Justice Sally Gomery said in a ruling Friday that the Senate’s decision to suspend Duffy is protected by parliamentary privilege, meaning that Duffy can’t take the Senate to court over its actions.

She is striking the Senate from Duffy’s lawsuit, which sought more than $7.8 million from the upper chamber, the RCMP and the federal government.

RELATED: Mike Duffy sues Senate, RCMP

Duffy is seeking damages in the wake of the high-profile investigation of his expense claims, which culminated in a trial where he was acquitted of 31 charges in April 2016.

He filed his claim in August 2017, claiming “an unprecedented abuse of power” when a majority of senators voted to suspend him without pay in November 2013, before any criminal charges were filed.

Gomery, in her ruling, says allowing a court to review the Senate’s decisions on Duffy would interfere in the upper chamber’s ability to function as an independent legislative body.

The Canadian Press

Like us on Facebook and follow us on Twitter.

Get local stories you won't find anywhere else right to your inbox.
Sign up here

Just Posted

BC Parks acquires private land in Cape Scott Provincial Park

Land previously held by B.C. land and cattle mogul Rudy Nielsen

Family Literacy Society surveying essential skills among displaced workers

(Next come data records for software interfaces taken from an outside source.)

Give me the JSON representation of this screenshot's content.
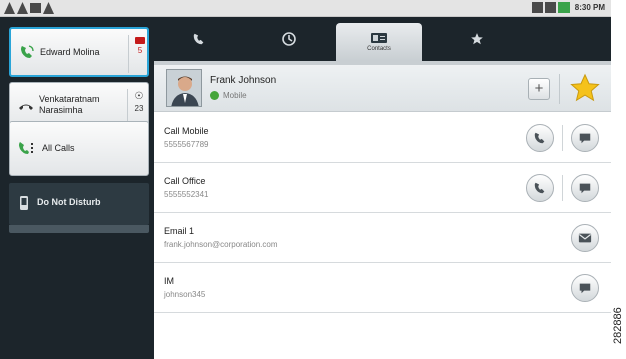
{
  "status_bar": {
    "time": "8:30 PM",
    "icons": [
      "usb-icon",
      "usb-icon",
      "sim-icon",
      "alert-icon",
      "phone-icon",
      "signal-icon",
      "battery-icon"
    ]
  },
  "sidebar": {
    "calls": [
      {
        "name": "Edward Molina",
        "badge_count": "5",
        "icon": "phone-active-icon",
        "badge_icon": "voicemail-icon",
        "active": true
      },
      {
        "name": "Venkataratnam Narasimha",
        "badge_count": "23",
        "icon": "phone-hangup-icon",
        "badge_icon": "presence-icon",
        "active": false
      }
    ],
    "all_calls_label": "All Calls",
    "dnd_label": "Do Not Disturb"
  },
  "tabs": [
    {
      "icon": "phone-icon",
      "label": ""
    },
    {
      "icon": "recent-calls-icon",
      "label": ""
    },
    {
      "icon": "contacts-icon",
      "label": "Contacts",
      "active": true
    },
    {
      "icon": "favorites-icon",
      "label": ""
    }
  ],
  "contact": {
    "name": "Frank Johnson",
    "presence": "Mobile",
    "add_label": "+"
  },
  "rows": [
    {
      "title": "Call Mobile",
      "value": "5555567789",
      "actions": [
        "call-icon",
        "message-icon"
      ]
    },
    {
      "title": "Call Office",
      "value": "5555552341",
      "actions": [
        "call-icon",
        "message-icon"
      ]
    },
    {
      "title": "Email 1",
      "value": "frank.johnson@corporation.com",
      "actions": [
        "email-icon"
      ]
    },
    {
      "title": "IM",
      "value": "johnson345",
      "actions": [
        "message-icon"
      ]
    }
  ],
  "watermark": "282886",
  "colors": {
    "sidebar_bg": "#1c252b",
    "active_border": "#2aa5d8",
    "presence_green": "#45a53b",
    "star": "#f5c21b",
    "voicemail_red": "#c41a1a"
  }
}
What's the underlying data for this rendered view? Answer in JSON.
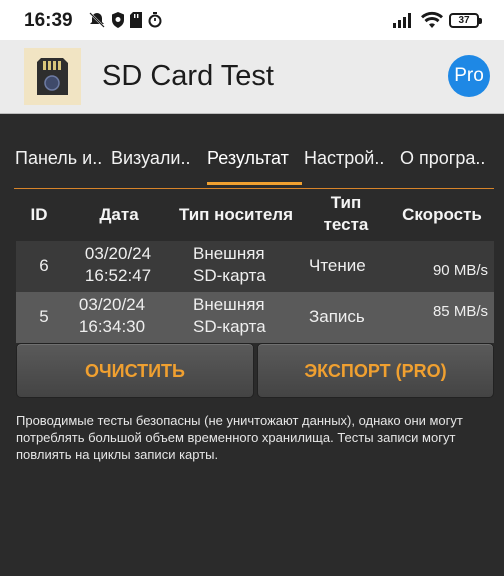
{
  "status_bar": {
    "time": "16:39",
    "battery": "37"
  },
  "app_bar": {
    "title": "SD Card Test",
    "pro_label": "Pro"
  },
  "tabs": [
    {
      "label": "Панель и.."
    },
    {
      "label": "Визуали.."
    },
    {
      "label": "Результат"
    },
    {
      "label": "Настрой.."
    },
    {
      "label": "О програ.."
    }
  ],
  "active_tab": "Результат",
  "table": {
    "headers": {
      "id": "ID",
      "date": "Дата",
      "media": "Тип носителя",
      "test_line1": "Тип",
      "test_line2": "теста",
      "speed": "Скорость"
    },
    "rows": [
      {
        "id": "6",
        "date": "03/20/24",
        "time": "16:52:47",
        "media_line1": "Внешняя",
        "media_line2": "SD-карта",
        "test": "Чтение",
        "speed": "90 MB/s"
      },
      {
        "id": "5",
        "date": "03/20/24",
        "time": "16:34:30",
        "media_line1": "Внешняя",
        "media_line2": "SD-карта",
        "test": "Запись",
        "speed": "85 MB/s"
      }
    ]
  },
  "buttons": {
    "clear": "ОЧИСТИТЬ",
    "export": "ЭКСПОРТ (PRO)"
  },
  "note": "Проводимые тесты безопасны (не уничтожают данных), однако они могут потреблять большой объем временного хранилища. Тесты записи могут повлиять на циклы записи карты.",
  "colors": {
    "accent": "#f0a030",
    "background": "#2b2b2b",
    "pro_badge": "#1e88e5"
  }
}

Survey results will help get training opportunities to fufill real needs on the north Island

A thousand items donated to the Port Hardy RCMP’s summer toy drive

‘Building strong relationships with the people of our communities is fundamental to our success here’

VIDEO: Rescued eagle released back into the wild

The three-year-old female had been mired in grease at the landfill, but recovered with gusto

U’mista Cultural Centre will host a native art contest to raise funds for artists

All artists of Kwakwa̱ka̱’wakw descent are being called to participate in the contest to be held on August 28

STANDING TALL: For some, B.C.’s forest industry is the best office in the world

A look at the forest sector in B.C. – and those hoping for the best – amid mill curtailments

Bad behaviour at B.C. restaurants ignites campaign calling for respect

“If you can’t follow the rules, then stay home,” says BC Restaurant and Foodservices Association

Frustration mounts as Metchosin sheep slaughter continues

Metchosin mayor upset with B.C. Conservation’s response as bear feeds on farm animals

Over half of Americans oppose Trump tariff on Canadian aluminum: survey

The survey was conducted Aug. 7 to 9 among 1,513 Canadians and 1,003 Americans

Oh baby, what a birthday gift: $2.8M raised to help B.C. boy with rare disease

‘We are very thankful to everybody,’ Aryan Deol’s father says

‘Huckleberry’ the bear killed after B.C. residents admit to leaving garbage out for videos

North Shore Black Bear Society said it was local residents who created a ‘death sentence’ for bear

Police investigating after insults, expletives yelled at federal minister’s staff

A 90-second video circulating on social media appears to have been shot by the person who was yelling

Central Vancouver Island’s Green Mountain fire under full control

Fire fighters still monitoring site between Cowichan Lake and Nanaimo River

5 B.C. First Nations call out Canada for ‘discriminatory’ food fish practices

West Coast nations say government ignoring court-won right to chinook and coho

Most Read